**Records for this exercise**.
# # # # # # #

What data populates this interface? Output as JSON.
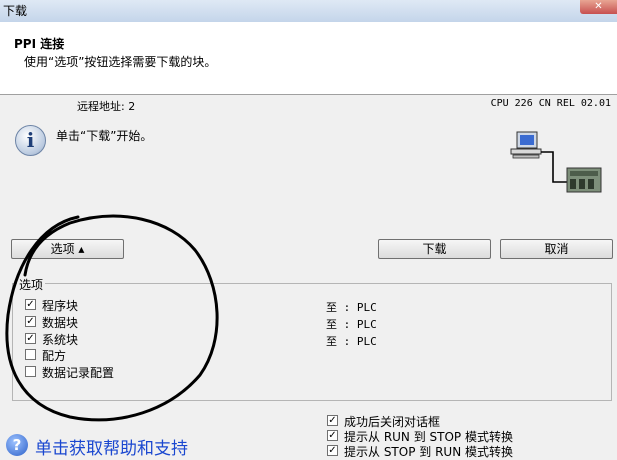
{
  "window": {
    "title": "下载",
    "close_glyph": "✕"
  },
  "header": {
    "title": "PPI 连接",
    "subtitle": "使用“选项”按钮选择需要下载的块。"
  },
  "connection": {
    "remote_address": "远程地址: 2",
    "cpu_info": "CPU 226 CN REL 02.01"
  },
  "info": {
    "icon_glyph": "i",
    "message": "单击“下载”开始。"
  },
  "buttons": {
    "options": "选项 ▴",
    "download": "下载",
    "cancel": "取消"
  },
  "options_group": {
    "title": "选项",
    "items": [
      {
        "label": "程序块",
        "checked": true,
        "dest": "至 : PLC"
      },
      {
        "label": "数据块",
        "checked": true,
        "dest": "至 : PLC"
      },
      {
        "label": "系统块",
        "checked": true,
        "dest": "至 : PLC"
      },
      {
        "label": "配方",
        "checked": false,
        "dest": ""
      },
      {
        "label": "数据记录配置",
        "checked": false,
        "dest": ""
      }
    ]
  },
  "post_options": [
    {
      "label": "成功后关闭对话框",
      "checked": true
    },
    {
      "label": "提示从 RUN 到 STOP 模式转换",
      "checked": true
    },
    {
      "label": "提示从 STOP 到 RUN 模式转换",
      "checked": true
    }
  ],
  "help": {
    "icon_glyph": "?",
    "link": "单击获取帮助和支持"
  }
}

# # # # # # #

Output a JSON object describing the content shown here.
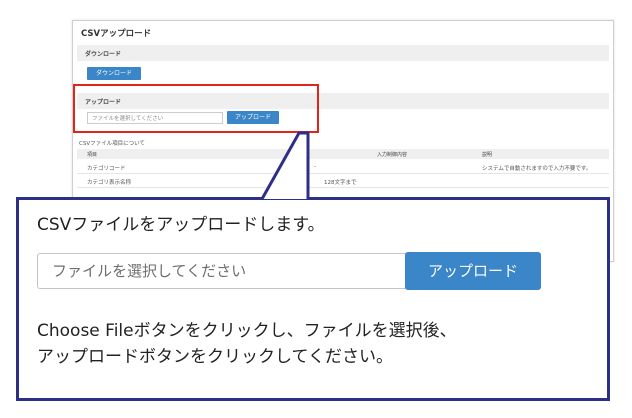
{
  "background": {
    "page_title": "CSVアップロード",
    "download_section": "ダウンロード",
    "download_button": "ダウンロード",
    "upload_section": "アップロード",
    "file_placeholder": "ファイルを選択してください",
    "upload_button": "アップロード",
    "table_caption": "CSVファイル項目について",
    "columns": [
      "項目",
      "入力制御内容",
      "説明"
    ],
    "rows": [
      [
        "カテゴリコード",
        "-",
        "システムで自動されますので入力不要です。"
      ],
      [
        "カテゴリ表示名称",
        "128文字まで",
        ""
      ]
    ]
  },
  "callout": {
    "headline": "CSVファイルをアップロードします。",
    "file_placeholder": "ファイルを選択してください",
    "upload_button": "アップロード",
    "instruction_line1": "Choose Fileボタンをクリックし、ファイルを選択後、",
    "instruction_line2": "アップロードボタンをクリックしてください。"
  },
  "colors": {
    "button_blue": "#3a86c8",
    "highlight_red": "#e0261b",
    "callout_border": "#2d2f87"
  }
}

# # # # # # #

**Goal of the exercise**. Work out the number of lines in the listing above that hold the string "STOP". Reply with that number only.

**Answer to this exercise**. 2